Sika is telling what they did. I wrote about that last year at the Snoug event LSCTY.
That guy was funnier last time and much more interesting. Probably nervous.

Pepsico’s Fern Johnson and a Pepsico add … curious, I don’t use any of their products.
Madam, you are talking way too fast and you read too much from the teleprompter, but IBM is certainly happy to have Pepsi there. Pretty cool implementation anyway. But has anybody an idea what they are using? SharePoint? But now I skip the customer experiences … it’s always the same and you can watch that by yourself.
Let’s look at the demos. I again agree with Stuart. Greenwell Bank must have a huge IT department. Many, many developers. That is probably not the impression they wanted to make.
Actually … I didn’t see any demos. If the room there was full of developers, half of them would be sleeping by now. It’s all about what you can do, but now how! Once in a while a product name comes up. Are customers happy to see that? I am not sure about that. Isn’t it about showing IBM’s products? I can only assume, that they use IBM stuff, but I didn’t see anything that explained the how and why? Did I just nod off?
Mail Next, browser-based and offline capable. Oh yessss. Looks like I wasn’t far off last week. An easier way of building apps, too? Getting even closer. Notes Client gone? Dunno, but I for the matter look forward to Mail Next. Count me in on the beta.
I also watched the session about Notes and Mail Next. Now I think Scott and Kramer should take the stage at the OGS. They made a very good interactive session. If they used the teleprompters, I did not feel it. The way they present, you actually believe it. Passion shows. If the two of them show up in the yellow bubble a bit more and pamper us partners, I am pretty sure the Ed’s shoes are not as big as they might think. A lot of the negative feelings among partners – I mean outside those exclusive circles that get invited to sign NDA’s – come from the lack of interaction.

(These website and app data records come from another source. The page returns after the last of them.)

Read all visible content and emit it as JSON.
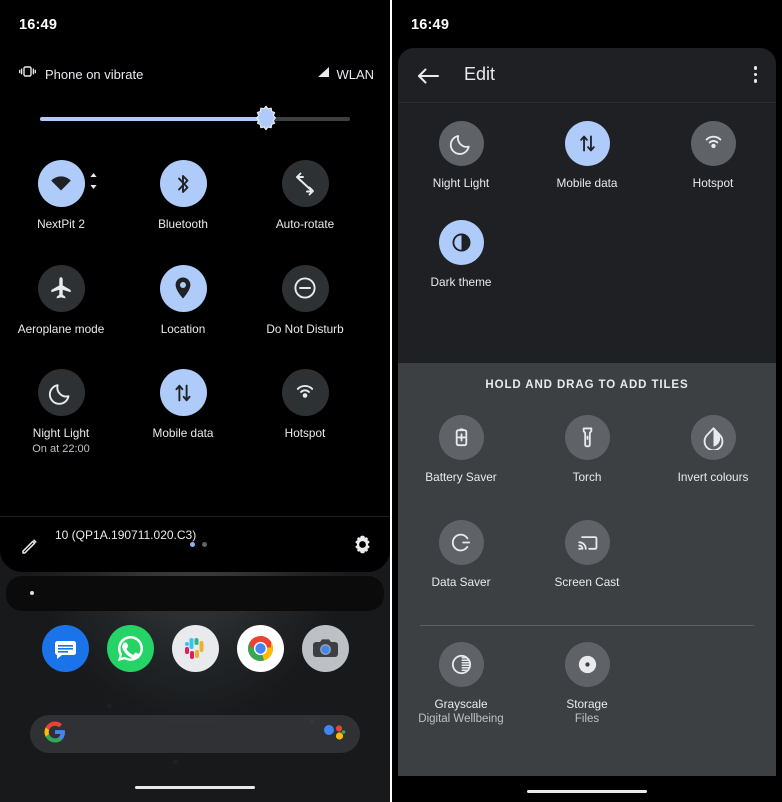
{
  "left_panel": {
    "status_bar": {
      "time": "16:49",
      "vibrate_label": "Phone on vibrate",
      "network_label": "WLAN"
    },
    "brightness": {
      "value_pct": 73
    },
    "tiles": [
      {
        "label": "NextPit 2",
        "icon": "wifi-icon",
        "state": "on",
        "sub": ""
      },
      {
        "label": "Bluetooth",
        "icon": "bluetooth-icon",
        "state": "on",
        "sub": ""
      },
      {
        "label": "Auto-rotate",
        "icon": "auto-rotate-icon",
        "state": "off",
        "sub": ""
      },
      {
        "label": "Aeroplane mode",
        "icon": "airplane-icon",
        "state": "off",
        "sub": ""
      },
      {
        "label": "Location",
        "icon": "location-pin-icon",
        "state": "on",
        "sub": ""
      },
      {
        "label": "Do Not Disturb",
        "icon": "do-not-disturb-icon",
        "state": "off",
        "sub": ""
      },
      {
        "label": "Night Light",
        "icon": "moon-icon",
        "state": "off",
        "sub": "On at 22:00"
      },
      {
        "label": "Mobile data",
        "icon": "mobile-data-icon",
        "state": "on",
        "sub": ""
      },
      {
        "label": "Hotspot",
        "icon": "hotspot-icon",
        "state": "off",
        "sub": ""
      }
    ],
    "footer": {
      "build": "10 (QP1A.190711.020.C3)",
      "pages": 2,
      "active_page": 1
    },
    "dock_apps": [
      "messages-app",
      "whatsapp-app",
      "slack-app",
      "chrome-app",
      "camera-app"
    ],
    "search_bar": {
      "placeholder": ""
    }
  },
  "right_panel": {
    "status_bar": {
      "time": "16:49"
    },
    "app_bar": {
      "title": "Edit",
      "back_icon": "arrow-back-icon",
      "overflow_icon": "more-vert-icon"
    },
    "current_tiles": [
      {
        "label": "Night Light",
        "icon": "moon-icon",
        "state": "off"
      },
      {
        "label": "Mobile data",
        "icon": "mobile-data-icon",
        "state": "on"
      },
      {
        "label": "Hotspot",
        "icon": "hotspot-icon",
        "state": "off"
      },
      {
        "label": "Dark theme",
        "icon": "dark-theme-icon",
        "state": "on"
      }
    ],
    "add_section": {
      "header": "HOLD AND DRAG TO ADD TILES",
      "tiles": [
        {
          "label": "Battery Saver",
          "sub": "",
          "icon": "battery-saver-icon"
        },
        {
          "label": "Torch",
          "sub": "",
          "icon": "torch-icon"
        },
        {
          "label": "Invert colours",
          "sub": "",
          "icon": "invert-colours-icon"
        },
        {
          "label": "Data Saver",
          "sub": "",
          "icon": "data-saver-icon"
        },
        {
          "label": "Screen Cast",
          "sub": "",
          "icon": "screen-cast-icon"
        }
      ],
      "app_tiles": [
        {
          "label": "Grayscale",
          "sub": "Digital Wellbeing",
          "icon": "grayscale-icon"
        },
        {
          "label": "Storage",
          "sub": "Files",
          "icon": "storage-icon"
        }
      ]
    }
  },
  "colors": {
    "accent_on": "#aecbfa",
    "tile_off_left": "#2e3133",
    "tile_off_right": "#5f6368",
    "sheet_bg": "#1f2023",
    "add_bg": "#3c4043",
    "text": "#e8eaed"
  }
}
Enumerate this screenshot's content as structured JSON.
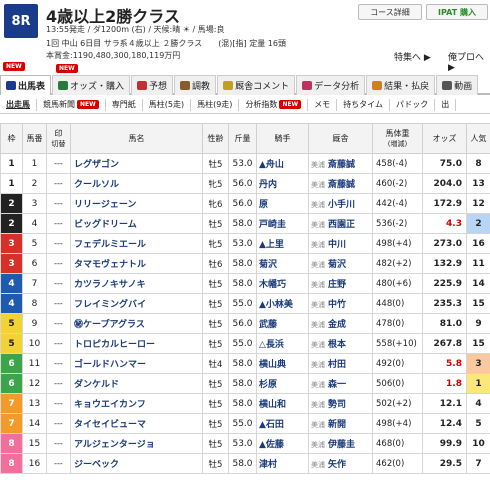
{
  "race": {
    "number": "8R",
    "title": "4歳以上2勝クラス",
    "info1": "13:55発走 / ダ1200m (右) / 天候:晴 ☀ / 馬場:良",
    "info2": "1回 中山 6日目 サラ系４歳以上 ２勝クラス　　(混)[指] 定量 16頭",
    "info3": "本賞金:1190,480,300,180,119万円"
  },
  "buttons": {
    "course": "コース詳細",
    "ipat": "IPAT 購入",
    "feature": "特集へ ▶",
    "favorite": "俺プロへ ▶"
  },
  "new_label": "NEW",
  "tabs": [
    {
      "label": "出馬表",
      "icon": "horse-icon"
    },
    {
      "label": "オッズ・購入",
      "icon": "chart-icon"
    },
    {
      "label": "予想",
      "icon": "target-icon"
    },
    {
      "label": "調教",
      "icon": "whistle-icon"
    },
    {
      "label": "厩舎コメント",
      "icon": "comment-icon"
    },
    {
      "label": "データ分析",
      "icon": "data-icon"
    },
    {
      "label": "結果・払戻",
      "icon": "trophy-icon"
    },
    {
      "label": "動画",
      "icon": "video-icon"
    }
  ],
  "subtabs": [
    "出走馬",
    "競馬新聞",
    "専門紙",
    "馬柱(5走)",
    "馬柱(9走)",
    "分析指数",
    "メモ",
    "持ちタイム",
    "パドック",
    "出"
  ],
  "columns": {
    "waku": "枠",
    "umaban": "馬番",
    "mark": "印",
    "kiri": "切替",
    "horse": "馬名",
    "sexage": "性齢",
    "kinryo": "斤量",
    "jockey": "騎手",
    "trainer": "厩舎",
    "weight": "馬体重",
    "weight_sub": "(増減)",
    "odds": "オッズ",
    "pop": "人気"
  },
  "entries": [
    {
      "waku": "1",
      "num": "1",
      "mark": "---",
      "horse": "レグザゴン",
      "sex": "牡5",
      "kinryo": "53.0",
      "jockey": "▲舟山",
      "area": "美浦",
      "trainer": "斎藤誠",
      "weight": "458(-4)",
      "odds": "75.0",
      "pop": "8"
    },
    {
      "waku": "1",
      "num": "2",
      "mark": "---",
      "horse": "クールソル",
      "sex": "牝5",
      "kinryo": "56.0",
      "jockey": "丹内",
      "area": "美浦",
      "trainer": "斎藤誠",
      "weight": "460(-2)",
      "odds": "204.0",
      "pop": "13"
    },
    {
      "waku": "2",
      "num": "3",
      "mark": "---",
      "horse": "リリージェーン",
      "sex": "牝6",
      "kinryo": "56.0",
      "jockey": "原",
      "area": "美浦",
      "trainer": "小手川",
      "weight": "442(-4)",
      "odds": "172.9",
      "pop": "12"
    },
    {
      "waku": "2",
      "num": "4",
      "mark": "---",
      "horse": "ビッグドリーム",
      "sex": "牡5",
      "kinryo": "58.0",
      "jockey": "戸崎圭",
      "area": "美浦",
      "trainer": "西園正",
      "weight": "536(-2)",
      "odds": "4.3",
      "pop": "2"
    },
    {
      "waku": "3",
      "num": "5",
      "mark": "---",
      "horse": "フェデルミエール",
      "sex": "牝5",
      "kinryo": "53.0",
      "jockey": "▲上里",
      "area": "美浦",
      "trainer": "中川",
      "weight": "498(+4)",
      "odds": "273.0",
      "pop": "16"
    },
    {
      "waku": "3",
      "num": "6",
      "mark": "---",
      "horse": "タマモヴェナトル",
      "sex": "牡6",
      "kinryo": "58.0",
      "jockey": "菊沢",
      "area": "美浦",
      "trainer": "菊沢",
      "weight": "482(+2)",
      "odds": "132.9",
      "pop": "11"
    },
    {
      "waku": "4",
      "num": "7",
      "mark": "---",
      "horse": "カツラノキサノキ",
      "sex": "牡5",
      "kinryo": "58.0",
      "jockey": "木幡巧",
      "area": "美浦",
      "trainer": "庄野",
      "weight": "480(+6)",
      "odds": "225.9",
      "pop": "14"
    },
    {
      "waku": "4",
      "num": "8",
      "mark": "---",
      "horse": "フレイミングバイ",
      "sex": "牡5",
      "kinryo": "55.0",
      "jockey": "▲小林美",
      "area": "美浦",
      "trainer": "中竹",
      "weight": "448(0)",
      "odds": "235.3",
      "pop": "15"
    },
    {
      "waku": "5",
      "num": "9",
      "mark": "---",
      "horse": "㊙ケープアグラス",
      "sex": "牡5",
      "kinryo": "56.0",
      "jockey": "武藤",
      "area": "美浦",
      "trainer": "金成",
      "weight": "478(0)",
      "odds": "81.0",
      "pop": "9"
    },
    {
      "waku": "5",
      "num": "10",
      "mark": "---",
      "horse": "トロピカルヒーロー",
      "sex": "牡5",
      "kinryo": "55.0",
      "jockey": "△長浜",
      "area": "美浦",
      "trainer": "根本",
      "weight": "558(+10)",
      "odds": "267.8",
      "pop": "15"
    },
    {
      "waku": "6",
      "num": "11",
      "mark": "---",
      "horse": "ゴールドハンマー",
      "sex": "牡4",
      "kinryo": "58.0",
      "jockey": "横山典",
      "area": "美浦",
      "trainer": "村田",
      "weight": "492(0)",
      "odds": "5.8",
      "pop": "3"
    },
    {
      "waku": "6",
      "num": "12",
      "mark": "---",
      "horse": "ダンケルド",
      "sex": "牡5",
      "kinryo": "58.0",
      "jockey": "杉原",
      "area": "美浦",
      "trainer": "森一",
      "weight": "506(0)",
      "odds": "1.8",
      "pop": "1"
    },
    {
      "waku": "7",
      "num": "13",
      "mark": "---",
      "horse": "キョウエイカンフ",
      "sex": "牡5",
      "kinryo": "58.0",
      "jockey": "横山和",
      "area": "美浦",
      "trainer": "勢司",
      "weight": "502(+2)",
      "odds": "12.1",
      "pop": "4"
    },
    {
      "waku": "7",
      "num": "14",
      "mark": "---",
      "horse": "タイセイビューマ",
      "sex": "牡5",
      "kinryo": "55.0",
      "jockey": "▲石田",
      "area": "美浦",
      "trainer": "新開",
      "weight": "498(+4)",
      "odds": "12.4",
      "pop": "5"
    },
    {
      "waku": "8",
      "num": "15",
      "mark": "---",
      "horse": "アルジェンタージョ",
      "sex": "牡5",
      "kinryo": "53.0",
      "jockey": "▲佐藤",
      "area": "美浦",
      "trainer": "伊藤圭",
      "weight": "468(0)",
      "odds": "99.9",
      "pop": "10"
    },
    {
      "waku": "8",
      "num": "16",
      "mark": "---",
      "horse": "ジーベック",
      "sex": "牡5",
      "kinryo": "58.0",
      "jockey": "津村",
      "area": "美浦",
      "trainer": "矢作",
      "weight": "462(0)",
      "odds": "29.5",
      "pop": "7"
    }
  ]
}
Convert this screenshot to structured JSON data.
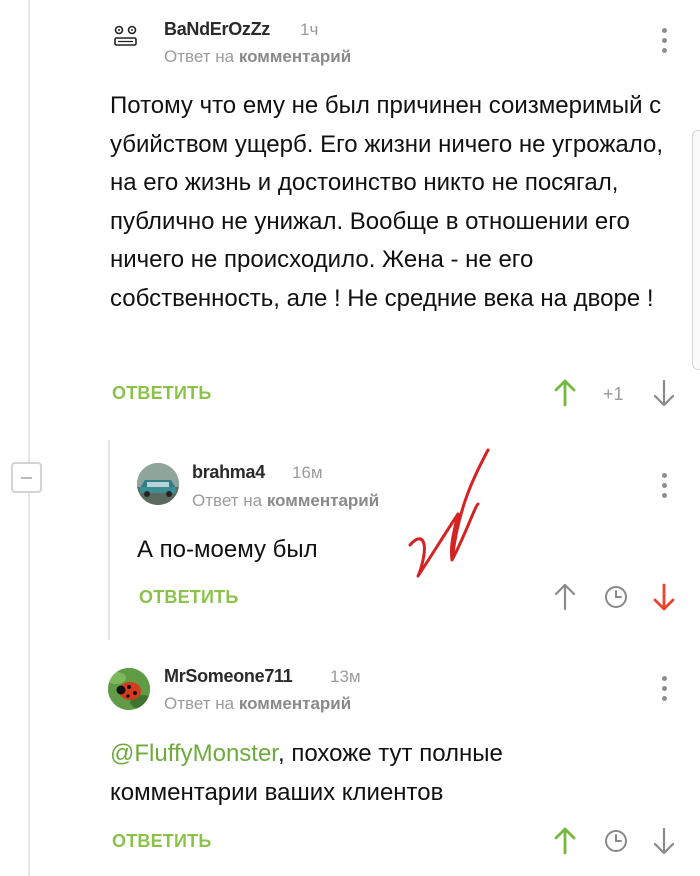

On the other hand, I am still confused. There will be a Notes Next Client? Or not? Right now I am not even sure if IBM knows it.
It would be a good idea to register Kramers blog on PlanetLotus … and please open the comments. We want to tell you, when you are wrong, but also when you are right. Don’t be afraid, we normally do not bite too hard. Ed’s blood losses were acceptable and he was thinner then.
Now to wrap it up (as they say at the end), the OGS was boring. Frankly, I prefer somebody who can speak freely, if necessary just with a few cards in his/her hands. They all walk back and forth like tigers in a cage, and you just see, that they read from the teleprompter. Just once for heaven’s sake, watch a key note from Apple. That’s how it is done. Yes, it takes more time, yes, you have to rehearse it several times, but it is YOUR SHOW OF THE YEAR. Act like it is as important to you as it is for the audience. They come from all over the world to see you and hear news. They are passionate. Give them the show they deserve.
And way too many customer success stories. And for the Greenlife show, if you are not an actor, don’t act like one. It does not work. It does not look professional. You do not need to pretend somebody of an imaginary company. We all know you guys. We want to see YOU and not see you acting. Spare that for the Karaokee night. Whoever had that idea should be transferred to Nome for a winter season of penguin counting.
Now let’s see what the rest of the week brings.